I really enjoyed this – as I’ve already said on Twitter – I would describe it as Cazalets do World War One, but with added tensions caused by the family’s German links.  The characters were interesting and engaging and having read a lot of books about World War One over the years, both novels and non-fiction, their experiences seemed realistic and rang true with what I have read – which to be honest is only what you’d expect as Kate Williams is a “proper” historian.  The fresh angle here is that Anglo-German twist that I’ve already mentioned – and I thought that was handled really well.  Book two is promised for next year – and I look forward to seeing how the family fares in the post-Great War world.  I foresee interesting possibilities – particularly as there are ends left untied here and a development at the very end of the book creates potential for fresh conflict within the family.

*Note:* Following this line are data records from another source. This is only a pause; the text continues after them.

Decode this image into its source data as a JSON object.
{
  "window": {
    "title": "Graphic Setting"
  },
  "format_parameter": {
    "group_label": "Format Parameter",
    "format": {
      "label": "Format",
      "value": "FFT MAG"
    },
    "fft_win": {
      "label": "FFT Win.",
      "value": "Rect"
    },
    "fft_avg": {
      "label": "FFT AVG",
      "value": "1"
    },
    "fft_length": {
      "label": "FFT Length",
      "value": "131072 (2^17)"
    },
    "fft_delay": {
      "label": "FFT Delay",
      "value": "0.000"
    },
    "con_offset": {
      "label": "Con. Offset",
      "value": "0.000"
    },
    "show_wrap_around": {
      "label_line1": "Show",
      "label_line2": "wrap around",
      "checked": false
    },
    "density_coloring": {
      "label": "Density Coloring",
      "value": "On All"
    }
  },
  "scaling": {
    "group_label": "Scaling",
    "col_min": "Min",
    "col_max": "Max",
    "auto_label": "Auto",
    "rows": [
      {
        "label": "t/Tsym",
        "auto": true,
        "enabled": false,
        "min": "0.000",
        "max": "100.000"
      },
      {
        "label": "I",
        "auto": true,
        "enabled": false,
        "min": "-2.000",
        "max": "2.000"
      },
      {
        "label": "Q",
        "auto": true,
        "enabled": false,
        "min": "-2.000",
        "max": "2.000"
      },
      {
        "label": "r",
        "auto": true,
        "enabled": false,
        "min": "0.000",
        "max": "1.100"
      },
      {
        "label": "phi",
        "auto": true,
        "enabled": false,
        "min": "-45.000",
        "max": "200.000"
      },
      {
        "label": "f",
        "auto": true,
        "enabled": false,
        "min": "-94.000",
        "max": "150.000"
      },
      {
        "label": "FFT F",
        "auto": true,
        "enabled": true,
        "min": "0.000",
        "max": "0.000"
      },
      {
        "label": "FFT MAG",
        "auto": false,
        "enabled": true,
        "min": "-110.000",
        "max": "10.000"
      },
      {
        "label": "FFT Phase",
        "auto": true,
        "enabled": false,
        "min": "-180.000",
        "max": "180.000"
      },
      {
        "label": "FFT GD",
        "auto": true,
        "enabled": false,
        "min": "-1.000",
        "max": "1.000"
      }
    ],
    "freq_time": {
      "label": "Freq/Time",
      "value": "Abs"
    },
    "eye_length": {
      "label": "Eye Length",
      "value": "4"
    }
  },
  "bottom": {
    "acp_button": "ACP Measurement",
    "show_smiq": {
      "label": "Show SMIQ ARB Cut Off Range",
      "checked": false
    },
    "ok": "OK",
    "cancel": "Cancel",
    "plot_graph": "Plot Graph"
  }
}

I’ve read some of Kate Williams’ historical biographies in the past – but it was a few years ago and I found the writing style a little harder to get on with than some others in that genre.  This, however is an absolute joy to read – and very difficult to put down (despite its size!) – and it has inspired me to bump one of her other books that’s still sitting on the to-read pile up to the top of the list.  The front cover has a quote from Alison Weir recommending it to fans of Downton Abbey and although I think that’s a bit of a simplistic view of the market for this book, I think that it is a great way of getting people to pick up what is a large and intimidating looking hardback.

There’s a wealth of books about World War One out there (and lots of new ones appearing at the moment because of the anniversary) so there are lots of other books to read if you like this – I’ve already mentioned the Cazalets which is a slightly later period, but is a similar sort of family saga – but there are also books like Pat Barker’s Regeneration and a wealth of accounts written by people who lived through the Great War – like Erich Maria Remarque’s All Quiet on the Western Front and Robert Graves’ Goodbye to All That.

Kate Williams’ The Storms of War should be in all good bookshops – as the phrase goes – and here are my traditional links to Foyles for the hardback and Amazon for the more portable Kindle edition. This is the sort of book I always want an actual copy of though – as I know I’ll want to lend it to my mum and sister if it’s any good.